JASON BOURNE (7 out of 10) Directed by Paul Greengrass; Written by Paul Greengrass and Christopher Rouse; Starring Matt Damon, Tommy Lee Jones, Alicia Vikander, Vincent Cassel, Julia Stiles; Rated PG-13 for “intense sequences of violence and action, and brief strong language;” Running time 123 minutes; In wide release July 29, 2016.
Bourne is back, and that is essentially all you need to know about this film. While it might not rise to the level of the first two films in the series, it is certainly an improvement on 2012’s “The Bourne Legacy,” which didn’t have Jason Bourne in it at all.
Matt Damon reteams with director Paul Greengrass, who seems to have toned down his signature shaky cam. Their mission? Jason Bourne, off the grid and off his former CIA handlers’ radar for years, is tipped off that the CIA is restarting another black ops program similar to Treadstone that created him. He also catches wind of the CIA’s involvement in surveilling him and messing with his and his father’s life even before he joined. So, like Bourne does, he takes the fight to them.
This time the CIA is led by Tommy Lee Jones and new cyber division chief Alicia Vikander, and they’re teaming with a Silicon Valley giant for unknown nefarious mass surveillance purposes. It’s a solid, cogent plot that helps drive the action and character development we expect from these movies.
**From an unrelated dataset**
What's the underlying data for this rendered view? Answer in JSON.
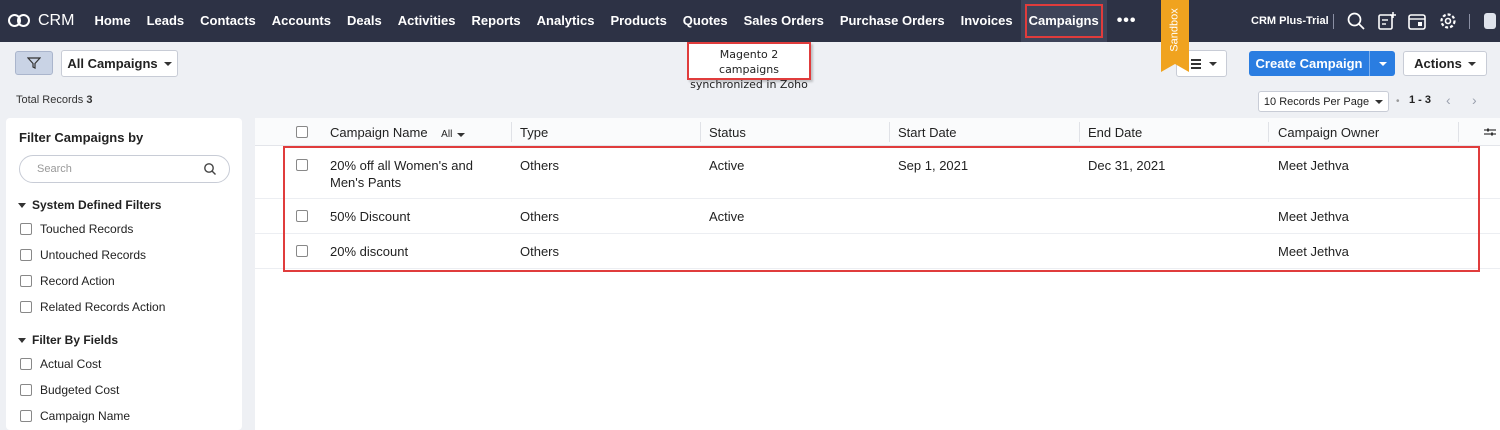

Unfortunately the technobabble here is unforgivably bad. It simultaneously both under and overestimates the actual cyber capabilities of our national security apparatus– doing things with a few keystrokes (“Run Predictive Algorithm”) that are likely impossible without hours of detailed analysis. When it focuses on this aspect of the spycraft, invoking the name of Snowden as some sort of electronic boogeyman, it loses all credibility and believability.
But the action sequences are mostly fun. They don’t quite have the freshness of the first several films, but they’re exciting if maybe a little far-fetched. A final car chase scene through the streets of Las Vegas borders on almost silly. It doesn’t compare well with previous chases in both “The Bourne Identity” and “The Bourne Supremacy,” both of which were among the most exciting and fun car chases of the last two decades.
But what you’re really here to see is Bourne. Matt Damon has incredibly little dialogue here, and prefers to do most of his communicating with his one-punch-knockout fists. It’s just fun to watch him inhabit this role, and equally fun to see him play off of Jones and Vikander, who are also both at the top of their game.
It’s unfortunate this film doesn’t do much more than just re-establish the character and possibly set up future sequels. While there are some revelations about Bourne’s background, it’s hard to see how he could distrust the CIA or have reason to take them down any more than he already does.
But this is overall an enjoyable movie. While not as stellar as some of its previous films, it is serviceable, and mostly just fun to watch Matt Damon punch people.
7 out of 10